[What you have to do] With the pictures left out, output the records below exactly.

──────── Input for this task

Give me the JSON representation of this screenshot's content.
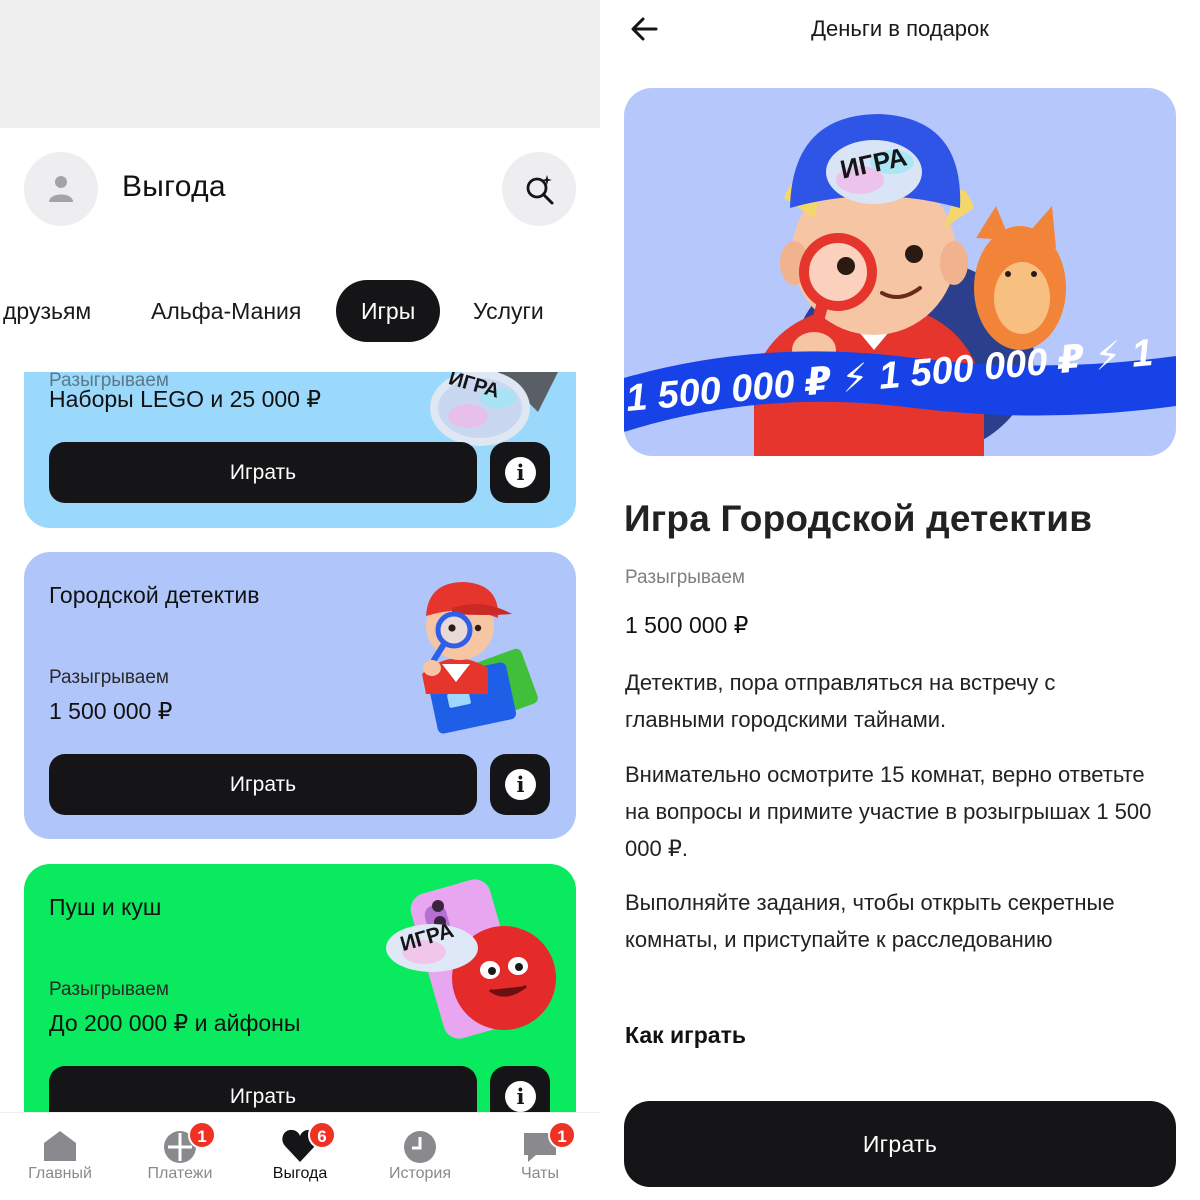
{
  "left": {
    "header": {
      "title": "Выгода"
    },
    "tabs": [
      {
        "label": "друзьям"
      },
      {
        "label": "Альфа-Мания"
      },
      {
        "label": "Игры"
      },
      {
        "label": "Услуги"
      }
    ],
    "cards": [
      {
        "subtitle": "Разыгрываем",
        "prize": "Наборы LEGO и 25 000 ₽",
        "badge": "ИГРА",
        "button": "Играть",
        "color": "#9ad9fb"
      },
      {
        "title": "Городской детектив",
        "subtitle": "Разыгрываем",
        "prize": "1 500 000 ₽",
        "button": "Играть",
        "color": "#b0c6fb"
      },
      {
        "title": "Пуш и куш",
        "subtitle": "Разыгрываем",
        "prize": "До 200 000 ₽ и айфоны",
        "badge": "ИГРА",
        "button": "Играть",
        "color": "#0aea5e"
      }
    ],
    "bottom_nav": [
      {
        "label": "Главный",
        "icon": "home-icon"
      },
      {
        "label": "Платежи",
        "icon": "payments-icon",
        "badge": "1"
      },
      {
        "label": "Выгода",
        "icon": "heart-icon",
        "badge": "6",
        "active": true
      },
      {
        "label": "История",
        "icon": "clock-icon"
      },
      {
        "label": "Чаты",
        "icon": "chat-icon",
        "badge": "1"
      }
    ]
  },
  "right": {
    "title": "Деньги в подарок",
    "hero": {
      "badge": "ИГРА",
      "ribbon": "1 500 000 ₽ ⚡ 1 500 000 ₽ ⚡ 1"
    },
    "game_title": "Игра Городской детектив",
    "subtitle": "Разыгрываем",
    "prize": "1 500 000 ₽",
    "paragraphs": [
      "Детектив, пора отправляться на встречу с главными городскими тайнами.",
      "Внимательно осмотрите 15 комнат, верно ответьте на вопросы и примите участие в розыгрышах 1 500 000 ₽.",
      "Выполняйте задания, чтобы открыть секретные комнаты, и приступайте к расследованию"
    ],
    "how_to_play": "Как играть",
    "button": "Играть"
  },
  "colors": {
    "accent_dark": "#151517",
    "badge_red": "#ef3124",
    "card_blue": "#9ad9fb",
    "card_lavender": "#b0c6fb",
    "card_green": "#0aea5e",
    "ribbon_blue": "#1742e8"
  }
}
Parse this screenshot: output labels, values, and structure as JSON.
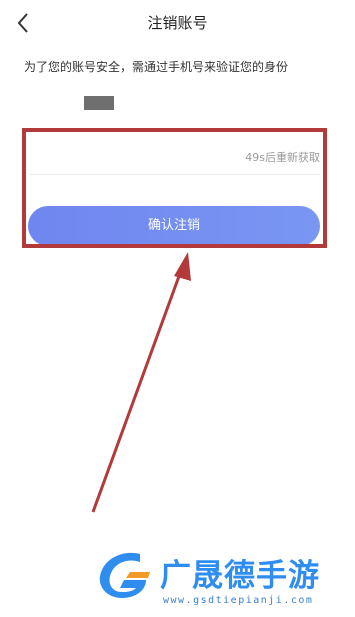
{
  "header": {
    "title": "注销账号",
    "back_icon": "chevron-left-icon"
  },
  "subtitle": "为了您的账号安全，需通过手机号来验证您的身份",
  "verification": {
    "code_placeholder": "",
    "resend_text": "49s后重新获取"
  },
  "confirm_button": {
    "label": "确认注销"
  },
  "annotation": {
    "color": "#b23a3a"
  },
  "watermark": {
    "brand": "广晟德手游",
    "url": "www.gsdtiepianji.com"
  }
}
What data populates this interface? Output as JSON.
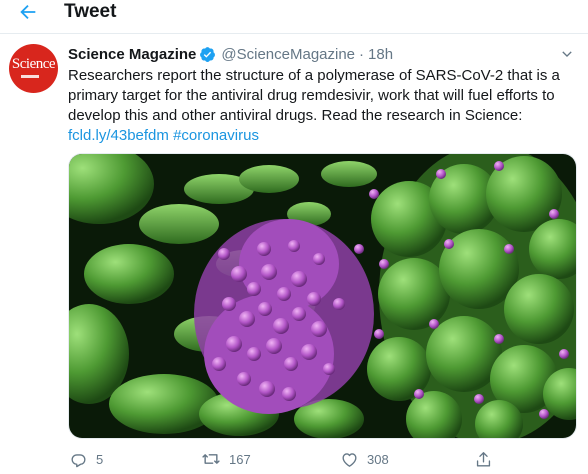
{
  "header": {
    "title": "Tweet"
  },
  "tweet": {
    "display_name": "Science Magazine",
    "handle": "@ScienceMagazine",
    "separator": "·",
    "time": "18h",
    "avatar_word": "Science",
    "text_main": "Researchers report the structure of a polymerase of SARS-CoV-2 that is a primary target for the antiviral drug remdesivir, work that will fuel efforts to develop this and other antiviral drugs. Read the research in Science:",
    "link": "fcld.ly/43befdm",
    "hashtag": "#coronavirus",
    "replies": "5",
    "retweets": "167",
    "likes": "308"
  },
  "icons": {
    "back": "back-arrow-icon",
    "verified": "verified-badge-icon",
    "caret": "chevron-down-icon",
    "reply": "reply-icon",
    "retweet": "retweet-icon",
    "like": "heart-icon",
    "share": "share-icon"
  },
  "colors": {
    "accent": "#1da1f2",
    "link": "#1b95e0",
    "muted": "#657786",
    "avatar_bg": "#d8261d"
  }
}
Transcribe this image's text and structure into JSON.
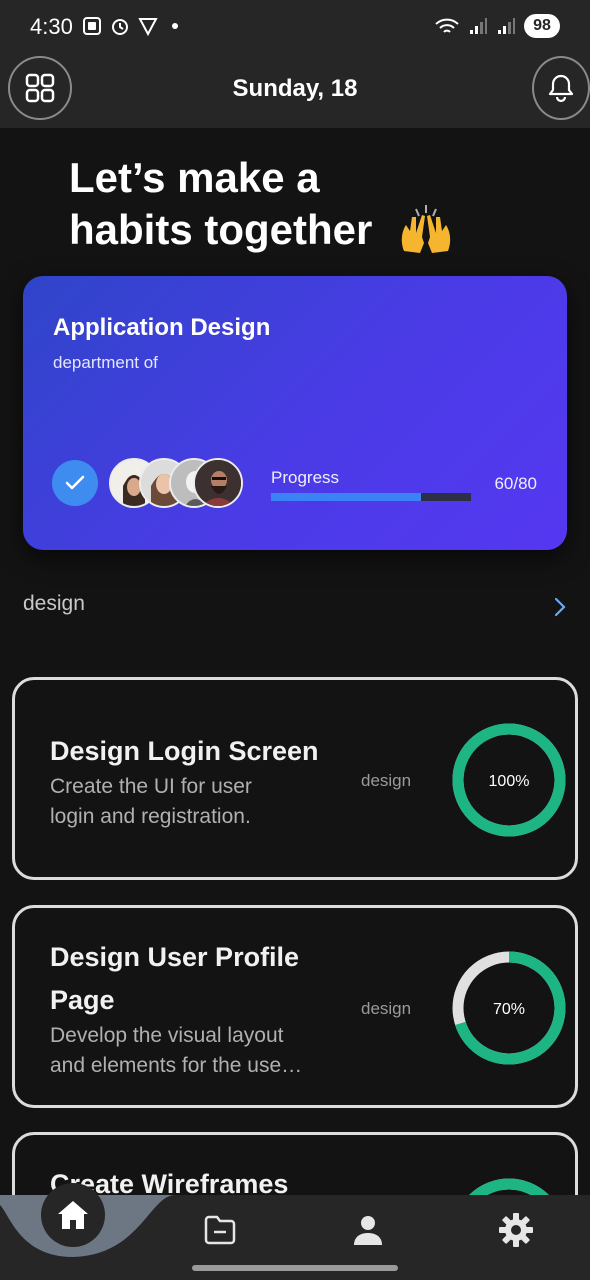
{
  "status_bar": {
    "time": "4:30",
    "battery": "98"
  },
  "app_bar": {
    "date": "Sunday, 18"
  },
  "hero": {
    "line1": "Let’s make a",
    "line2": "habits together",
    "emoji": "🙌"
  },
  "project_card": {
    "title": "Application Design",
    "subtitle": "department of",
    "progress_label": "Progress",
    "progress_value": "60/80",
    "progress_fraction": 0.75,
    "gradient": [
      "#2f45c9",
      "#5538f2"
    ]
  },
  "section": {
    "label": "design"
  },
  "tasks": [
    {
      "title_lines": [
        "Design Login Screen"
      ],
      "desc_lines": [
        "Create the UI for user",
        "login and registration."
      ],
      "tag": "design",
      "percent_label": "100%",
      "percent": 100
    },
    {
      "title_lines": [
        "Design User Profile",
        "Page"
      ],
      "desc_lines": [
        "Develop the visual layout",
        "and elements for the use…"
      ],
      "tag": "design",
      "percent_label": "70%",
      "percent": 70
    },
    {
      "title_lines": [
        "Create Wireframes"
      ],
      "desc_lines": [],
      "tag": "",
      "percent_label": "",
      "percent": 100
    }
  ],
  "colors": {
    "ring_fill": "#1db584",
    "ring_track": "#e0e0e0",
    "accent": "#3b82f6"
  },
  "bottom_nav": {
    "items": [
      "home-icon",
      "folder-icon",
      "person-icon",
      "gear-icon"
    ]
  }
}
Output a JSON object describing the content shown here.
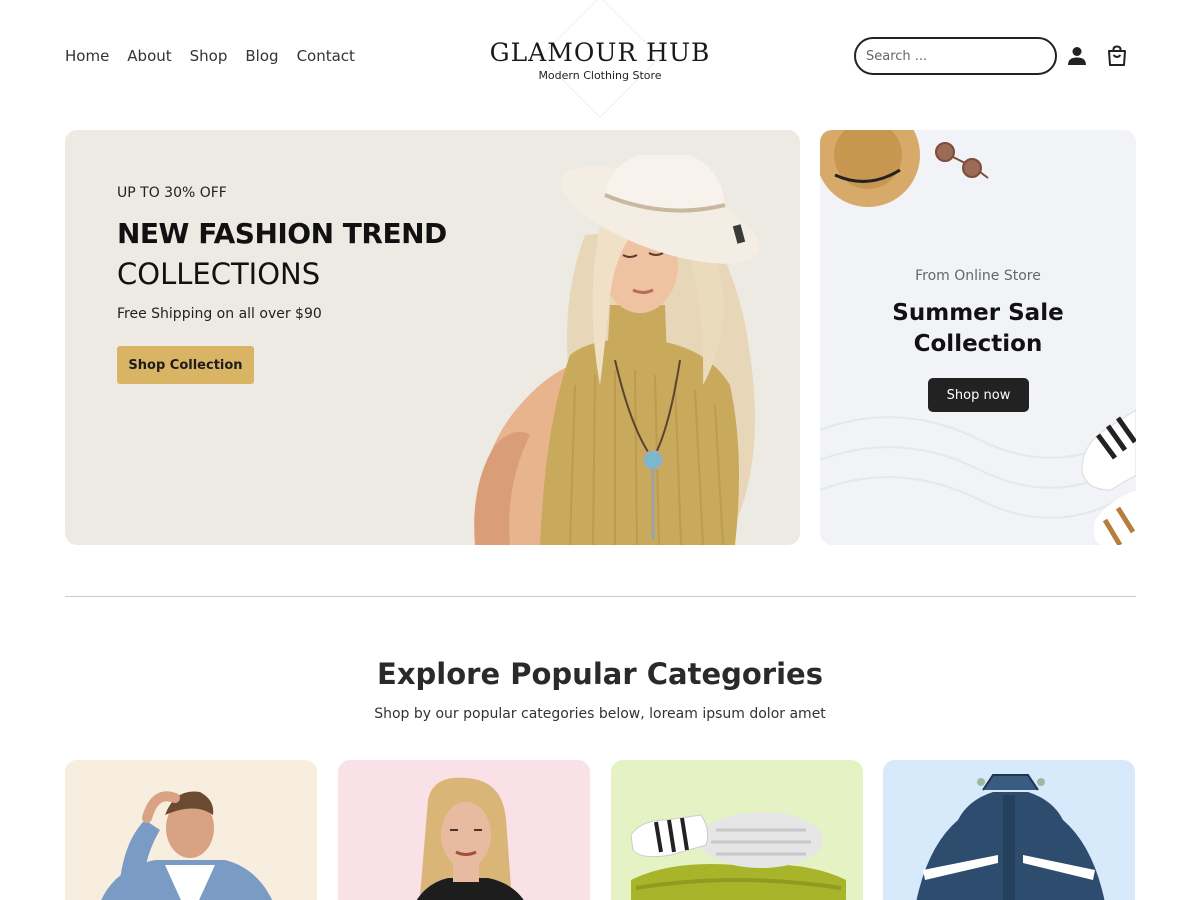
{
  "header": {
    "nav": [
      "Home",
      "About",
      "Shop",
      "Blog",
      "Contact"
    ],
    "logo_title": "GLAMOUR HUB",
    "logo_subtitle": "Modern Clothing Store",
    "search_placeholder": "Search ...",
    "icons": [
      "user-icon",
      "cart-icon"
    ]
  },
  "hero": {
    "kicker": "UP TO 30% OFF",
    "title_bold": "NEW FASHION TREND",
    "title_light": "COLLECTIONS",
    "note": "Free Shipping on all over $90",
    "button": "Shop Collection"
  },
  "promo": {
    "kicker": "From Online Store",
    "title_line1": "Summer Sale",
    "title_line2": "Collection",
    "button": "Shop now"
  },
  "categories": {
    "title": "Explore Popular Categories",
    "subtitle": "Shop by our popular categories below, loream ipsum dolor amet",
    "cards": [
      {
        "bg": "#f8eedf",
        "image": "man-denim-jacket"
      },
      {
        "bg": "#fae1e8",
        "image": "woman-portrait"
      },
      {
        "bg": "#e5f2c4",
        "image": "socks-and-knitwear"
      },
      {
        "bg": "#d7eafb",
        "image": "winter-jacket"
      }
    ]
  },
  "colors": {
    "accent": "#d9b465",
    "dark": "#222222",
    "hero_bg": "#ede9e3"
  }
}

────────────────

[Worked solution]
Give me the JSON representation of this screenshot's content.
{
  "left": {
    "header": {
      "title": "Выгода"
    },
    "tabs": [
      {
        "label": "друзьям"
      },
      {
        "label": "Альфа-Мания"
      },
      {
        "label": "Игры"
      },
      {
        "label": "Услуги"
      }
    ],
    "cards": [
      {
        "subtitle": "Разыгрываем",
        "prize": "Наборы LEGO и 25 000 ₽",
        "badge": "ИГРА",
        "button": "Играть",
        "color": "#9ad9fb"
      },
      {
        "title": "Городской детектив",
        "subtitle": "Разыгрываем",
        "prize": "1 500 000 ₽",
        "button": "Играть",
        "color": "#b0c6fb"
      },
      {
        "title": "Пуш и куш",
        "subtitle": "Разыгрываем",
        "prize": "До 200 000 ₽ и айфоны",
        "badge": "ИГРА",
        "button": "Играть",
        "color": "#0aea5e"
      }
    ],
    "bottom_nav": [
      {
        "label": "Главный",
        "icon": "home-icon"
      },
      {
        "label": "Платежи",
        "icon": "payments-icon",
        "badge": "1"
      },
      {
        "label": "Выгода",
        "icon": "heart-icon",
        "badge": "6",
        "active": true
      },
      {
        "label": "История",
        "icon": "clock-icon"
      },
      {
        "label": "Чаты",
        "icon": "chat-icon",
        "badge": "1"
      }
    ]
  },
  "right": {
    "title": "Деньги в подарок",
    "hero": {
      "badge": "ИГРА",
      "ribbon": "1 500 000 ₽ ⚡ 1 500 000 ₽ ⚡ 1"
    },
    "game_title": "Игра Городской детектив",
    "subtitle": "Разыгрываем",
    "prize": "1 500 000 ₽",
    "paragraphs": [
      "Детектив, пора отправляться на встречу с главными городскими тайнами.",
      "Внимательно осмотрите 15 комнат, верно ответьте на вопросы и примите участие в розыгрышах 1 500 000 ₽.",
      "Выполняйте задания, чтобы открыть секретные комнаты, и приступайте к расследованию"
    ],
    "how_to_play": "Как играть",
    "button": "Играть"
  },
  "colors": {
    "accent_dark": "#151517",
    "badge_red": "#ef3124",
    "card_blue": "#9ad9fb",
    "card_lavender": "#b0c6fb",
    "card_green": "#0aea5e",
    "ribbon_blue": "#1742e8"
  }
}
Parse this screenshot: output labels, values, and structure as JSON.
{
  "header": {
    "title": "注销账号",
    "back_icon": "chevron-left-icon"
  },
  "subtitle": "为了您的账号安全，需通过手机号来验证您的身份",
  "verification": {
    "code_placeholder": "",
    "resend_text": "49s后重新获取"
  },
  "confirm_button": {
    "label": "确认注销"
  },
  "annotation": {
    "color": "#b23a3a"
  },
  "watermark": {
    "brand": "广晟德手游",
    "url": "www.gsdtiepianji.com"
  }
}
What data populates this interface? Output as JSON.
{
  "header": {
    "title": "Tweet"
  },
  "tweet": {
    "display_name": "Science Magazine",
    "handle": "@ScienceMagazine",
    "separator": "·",
    "time": "18h",
    "avatar_word": "Science",
    "text_main": "Researchers report the structure of a polymerase of SARS-CoV-2 that is a primary target for the antiviral drug remdesivir, work that will fuel efforts to develop this and other antiviral drugs. Read the research in Science:",
    "link": "fcld.ly/43befdm",
    "hashtag": "#coronavirus",
    "replies": "5",
    "retweets": "167",
    "likes": "308"
  },
  "icons": {
    "back": "back-arrow-icon",
    "verified": "verified-badge-icon",
    "caret": "chevron-down-icon",
    "reply": "reply-icon",
    "retweet": "retweet-icon",
    "like": "heart-icon",
    "share": "share-icon"
  },
  "colors": {
    "accent": "#1da1f2",
    "link": "#1b95e0",
    "muted": "#657786",
    "avatar_bg": "#d8261d"
  }
}
Transcribe this image's text and structure into JSON.
{
  "status_bar": {
    "time": "4:30",
    "battery": "98"
  },
  "app_bar": {
    "date": "Sunday, 18"
  },
  "hero": {
    "line1": "Let’s make a",
    "line2": "habits together",
    "emoji": "🙌"
  },
  "project_card": {
    "title": "Application Design",
    "subtitle": "department of",
    "progress_label": "Progress",
    "progress_value": "60/80",
    "progress_fraction": 0.75,
    "gradient": [
      "#2f45c9",
      "#5538f2"
    ]
  },
  "section": {
    "label": "design"
  },
  "tasks": [
    {
      "title_lines": [
        "Design Login Screen"
      ],
      "desc_lines": [
        "Create the UI for user",
        "login and registration."
      ],
      "tag": "design",
      "percent_label": "100%",
      "percent": 100
    },
    {
      "title_lines": [
        "Design User Profile",
        "Page"
      ],
      "desc_lines": [
        "Develop the visual layout",
        "and elements for the use…"
      ],
      "tag": "design",
      "percent_label": "70%",
      "percent": 70
    },
    {
      "title_lines": [
        "Create Wireframes"
      ],
      "desc_lines": [],
      "tag": "",
      "percent_label": "",
      "percent": 100
    }
  ],
  "colors": {
    "ring_fill": "#1db584",
    "ring_track": "#e0e0e0",
    "accent": "#3b82f6"
  },
  "bottom_nav": {
    "items": [
      "home-icon",
      "folder-icon",
      "person-icon",
      "gear-icon"
    ]
  }
}
Output a JSON object describing the content shown here.
{
  "header": {
    "nav": [
      "Home",
      "About",
      "Shop",
      "Blog",
      "Contact"
    ],
    "logo_title": "GLAMOUR HUB",
    "logo_subtitle": "Modern Clothing Store",
    "search_placeholder": "Search ...",
    "icons": [
      "user-icon",
      "cart-icon"
    ]
  },
  "hero": {
    "kicker": "UP TO 30% OFF",
    "title_bold": "NEW FASHION TREND",
    "title_light": "COLLECTIONS",
    "note": "Free Shipping on all over $90",
    "button": "Shop Collection"
  },
  "promo": {
    "kicker": "From Online Store",
    "title_line1": "Summer Sale",
    "title_line2": "Collection",
    "button": "Shop now"
  },
  "categories": {
    "title": "Explore Popular Categories",
    "subtitle": "Shop by our popular categories below, loream ipsum dolor amet",
    "cards": [
      {
        "bg": "#f8eedf",
        "image": "man-denim-jacket"
      },
      {
        "bg": "#fae1e8",
        "image": "woman-portrait"
      },
      {
        "bg": "#e5f2c4",
        "image": "socks-and-knitwear"
      },
      {
        "bg": "#d7eafb",
        "image": "winter-jacket"
      }
    ]
  },
  "colors": {
    "accent": "#d9b465",
    "dark": "#222222",
    "hero_bg": "#ede9e3"
  }
}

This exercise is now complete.